Although space mining doesn’t exist as an industry yet, the idea of mining in outer space has fascinated dreamers for over 100 years.


The very first mention of mining asteroids in space comes from an obscure sci-fi novel from 1898 called Edison's Conquest of Mars, written by Garrett P. Serviss. The main characters in the story — which, yes, include the Thomas Edison — stumble upon aliens mining an asteroid made entirely of solid gold. 

The concept of space mining has since continued to inspire storytellers, from classic authors like Isaac Asimov and Richard Heinlein to modern writers like Andy Weir and James S. A. Corey. Hollywood films like Avatar and the Alien series have envisioned asteroid and moon mining as exciting plot devices, as have thousands of video games and other media.

More recently, some have speculated that the idea of space mining could become a part of our future reality. 

Yet while the notion of exploring space and tapping into its valuable resources sounds thrilling, at the end of the day, off-Earth mining is likely decades away from becoming a reality.

The most significant challenge is the economics. Launching missions beyond Earth is extremely expensive, and, as much as we have made progress in space technology and reduced launch costs, the expense of mining in space remains astronomical.

Until very recently, the cost of sending just 1 pound of material into orbit exceeded $5,000.

SpaceX’s website says it costs "as low as" $275,000 to put 50 kilograms into sun-synchronous orbit (SSO).


And that’s a one-way trip that doesn’t get us anywhere near a minable asteroid.

SSO is between 350 and 500 miles in altitude. The asteroid NASA was considering, 16 Psyche, is between 139 million and 214 million miles from the Earth, depending on the moment — and that’s considered a “near-Earth asteroid.”

Then there are the human and labor costs to consider. Astronauts and space engineers with the expertise to conduct mining operations in space are highly limited. As of today, NASA only has a total of 41 “active” astronauts, all of whom would need to be trained to overcome the inevitable logistical hurdles that will come with mining in outer space.

And that’s not to mention a manned space mining mission would take several years, compared with the average NASA mission, which lasts about six months.

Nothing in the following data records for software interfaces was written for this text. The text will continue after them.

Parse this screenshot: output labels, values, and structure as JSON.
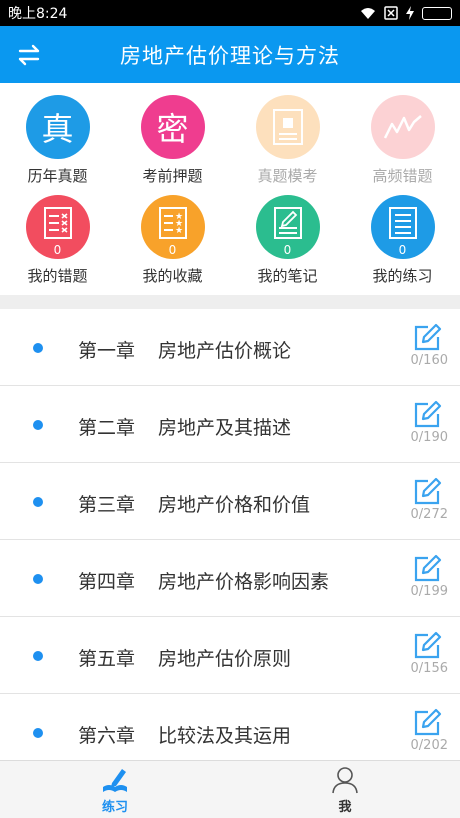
{
  "status_bar": {
    "time": "晚上8:24"
  },
  "header": {
    "title": "房地产估价理论与方法"
  },
  "grid": [
    {
      "label": "历年真题",
      "glyph": "真",
      "color": "#1e9be6",
      "count": "",
      "icon": "zhen-char-icon",
      "dim": false
    },
    {
      "label": "考前押题",
      "glyph": "密",
      "color": "#ef3d8f",
      "count": "",
      "icon": "mi-char-icon",
      "dim": false
    },
    {
      "label": "真题模考",
      "glyph": "",
      "color": "#fde0bd",
      "count": "",
      "icon": "exam-paper-icon",
      "dim": true
    },
    {
      "label": "高频错题",
      "glyph": "",
      "color": "#fcd2d4",
      "count": "",
      "icon": "trend-chart-icon",
      "dim": true
    },
    {
      "label": "我的错题",
      "glyph": "",
      "color": "#f24d5f",
      "count": "0",
      "icon": "wrong-list-icon",
      "dim": false
    },
    {
      "label": "我的收藏",
      "glyph": "",
      "color": "#f8a22a",
      "count": "0",
      "icon": "star-list-icon",
      "dim": false
    },
    {
      "label": "我的笔记",
      "glyph": "",
      "color": "#2bbd8f",
      "count": "0",
      "icon": "note-pen-icon",
      "dim": false
    },
    {
      "label": "我的练习",
      "glyph": "",
      "color": "#1e9be6",
      "count": "0",
      "icon": "practice-doc-icon",
      "dim": false
    }
  ],
  "chapters": [
    {
      "chapter": "第一章",
      "name": "房地产估价概论",
      "progress": "0/160"
    },
    {
      "chapter": "第二章",
      "name": "房地产及其描述",
      "progress": "0/190"
    },
    {
      "chapter": "第三章",
      "name": "房地产价格和价值",
      "progress": "0/272"
    },
    {
      "chapter": "第四章",
      "name": "房地产价格影响因素",
      "progress": "0/199"
    },
    {
      "chapter": "第五章",
      "name": "房地产估价原则",
      "progress": "0/156"
    },
    {
      "chapter": "第六章",
      "name": "比较法及其运用",
      "progress": "0/202"
    }
  ],
  "tabs": [
    {
      "label": "练习",
      "color": "#1e90f0",
      "icon": "practice-tab-icon"
    },
    {
      "label": "我",
      "color": "#333333",
      "icon": "person-icon"
    }
  ]
}
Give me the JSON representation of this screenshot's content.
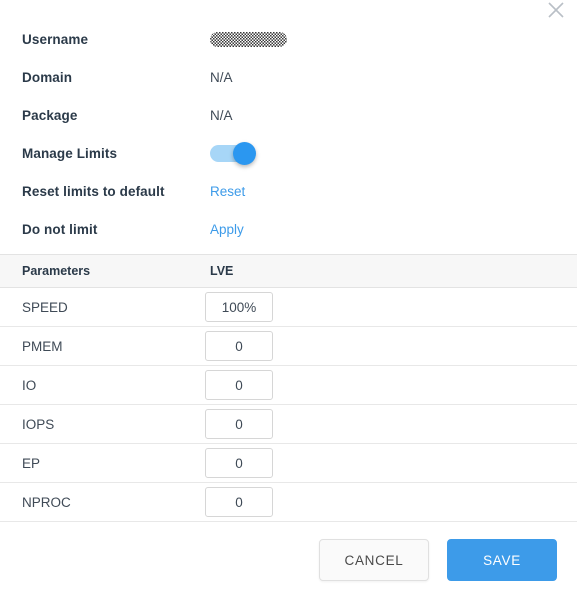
{
  "dialog": {
    "close_icon": "close-icon"
  },
  "info": {
    "rows": [
      {
        "label": "Username",
        "value": "",
        "type": "redacted"
      },
      {
        "label": "Domain",
        "value": "N/A",
        "type": "text"
      },
      {
        "label": "Package",
        "value": "N/A",
        "type": "text"
      },
      {
        "label": "Manage Limits",
        "value": "",
        "type": "toggle",
        "toggle_on": true
      },
      {
        "label": "Reset limits to default",
        "value": "Reset",
        "type": "link"
      },
      {
        "label": "Do not limit",
        "value": "Apply",
        "type": "link"
      }
    ]
  },
  "table": {
    "headers": {
      "parameters": "Parameters",
      "lve": "LVE"
    },
    "rows": [
      {
        "name": "SPEED",
        "lve": "100%"
      },
      {
        "name": "PMEM",
        "lve": "0"
      },
      {
        "name": "IO",
        "lve": "0"
      },
      {
        "name": "IOPS",
        "lve": "0"
      },
      {
        "name": "EP",
        "lve": "0"
      },
      {
        "name": "NPROC",
        "lve": "0"
      }
    ]
  },
  "footer": {
    "cancel_label": "CANCEL",
    "save_label": "SAVE"
  },
  "colors": {
    "accent": "#3d9be9",
    "link": "#3d9be9",
    "toggle_track": "#a7d6f7",
    "toggle_knob": "#2b97f0",
    "label_text": "#2b3a49",
    "header_bg": "#f7f7f7",
    "border": "#e8e8e8"
  }
}
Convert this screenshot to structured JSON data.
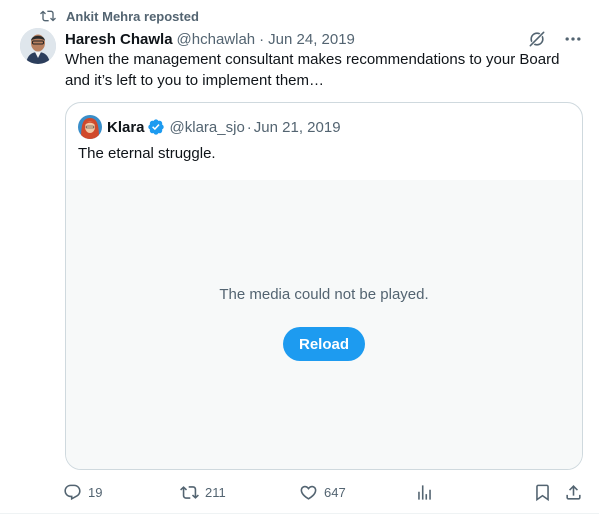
{
  "repost": {
    "text": "Ankit Mehra reposted",
    "icon": "repost-icon"
  },
  "tweet": {
    "author_name": "Haresh Chawla",
    "handle": "@hchawlah",
    "separator": "·",
    "date": "Jun 24, 2019",
    "text": "When the management consultant makes recommendations to your Board and it’s left to you to implement them…"
  },
  "quote": {
    "author_name": "Klara",
    "verified": true,
    "handle": "@klara_sjo",
    "separator": "·",
    "date": "Jun 21, 2019",
    "text": "The eternal struggle.",
    "media_message": "The media could not be played.",
    "reload_label": "Reload"
  },
  "actions": {
    "replies": "19",
    "reposts": "211",
    "likes": "647"
  },
  "colors": {
    "accent": "#1d9bf0",
    "secondary_text": "#536471",
    "border": "#cfd9de",
    "media_bg": "#f7f9f9"
  }
}
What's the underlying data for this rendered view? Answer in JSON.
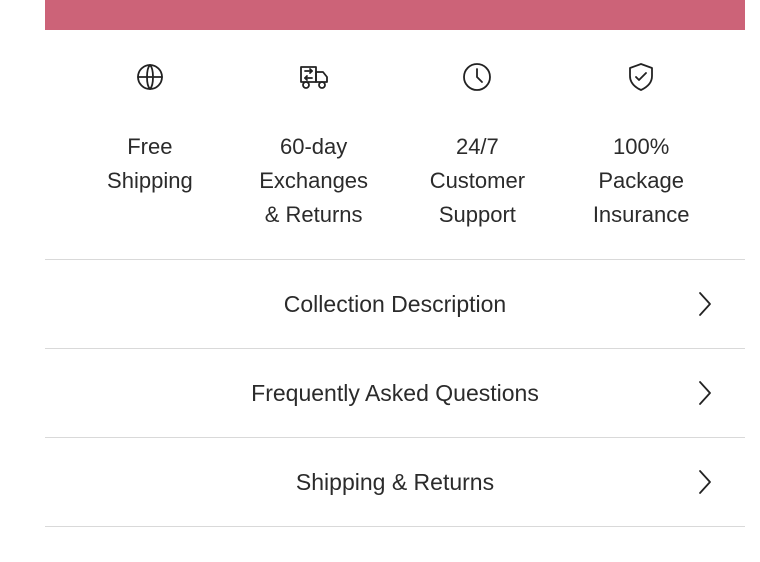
{
  "colors": {
    "accent": "#cc6378"
  },
  "features": [
    {
      "icon": "globe-icon",
      "label": "Free\nShipping"
    },
    {
      "icon": "truck-icon",
      "label": "60-day\nExchanges\n& Returns"
    },
    {
      "icon": "clock-icon",
      "label": "24/7\nCustomer\nSupport"
    },
    {
      "icon": "shield-check-icon",
      "label": "100%\nPackage\nInsurance"
    }
  ],
  "accordion": [
    {
      "title": "Collection Description",
      "icon": "chevron-right-icon"
    },
    {
      "title": "Frequently Asked Questions",
      "icon": "chevron-right-icon"
    },
    {
      "title": "Shipping & Returns",
      "icon": "chevron-right-icon"
    }
  ]
}
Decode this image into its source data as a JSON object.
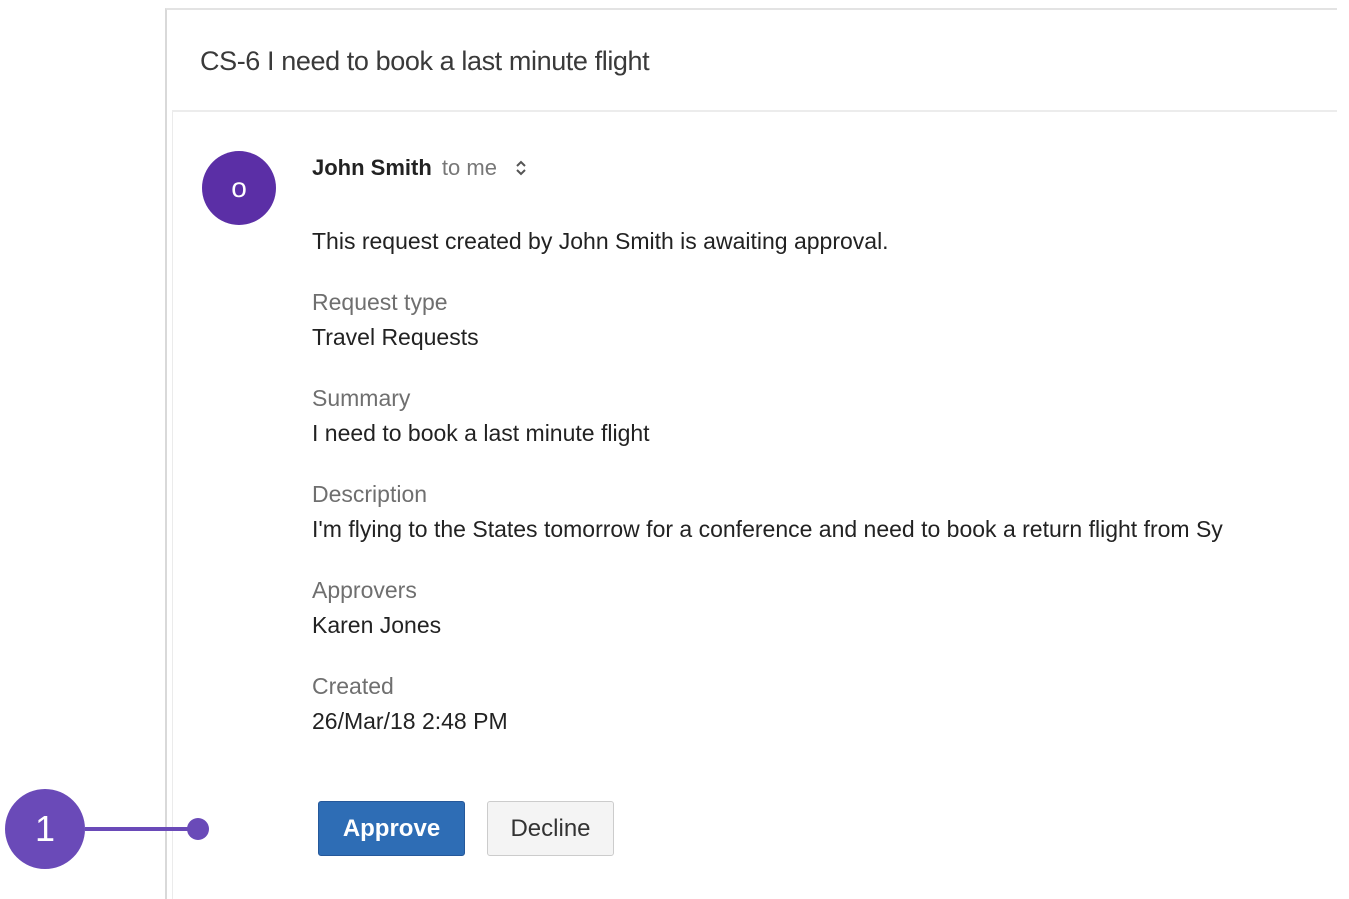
{
  "email": {
    "subject": "CS-6 I need to book a last minute flight",
    "avatar_initial": "o",
    "avatar_color": "#5b2fa6",
    "sender_name": "John Smith",
    "recipient": "to me",
    "intro": "This request created by John Smith is awaiting approval.",
    "fields": [
      {
        "label": "Request type",
        "value": "Travel Requests"
      },
      {
        "label": "Summary",
        "value": "I need to book a last minute flight"
      },
      {
        "label": "Description",
        "value": "I'm flying to the States tomorrow for a conference and need to book a return flight from Sy"
      },
      {
        "label": "Approvers",
        "value": "Karen Jones"
      },
      {
        "label": "Created",
        "value": "26/Mar/18 2:48 PM"
      }
    ]
  },
  "actions": {
    "approve_label": "Approve",
    "decline_label": "Decline",
    "approve_color": "#2e6db5"
  },
  "callout": {
    "number": "1",
    "color": "#6a4ab8"
  }
}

Who is going to want to leave the Earth for years to mine an asteroid? How much would you have to pay them?

Who’s going to provide insurance for this venture?

Moreover, who’s going to finance a space mining venture right now with ROI that’s guaranteed years to decades away?

It cost NASA $50 million to build the Janus probes that were planned to be sent to 16 Psyche, and they were designed just to take a look!

Don’t get me wrong I do believe humans will be mining in space one day, but for now it’s clear that the dream of space mining remains a distant one. Despite recent reductions in launch prices, the economic realities of space mining suggest it will likely remain uneconomical for years to come.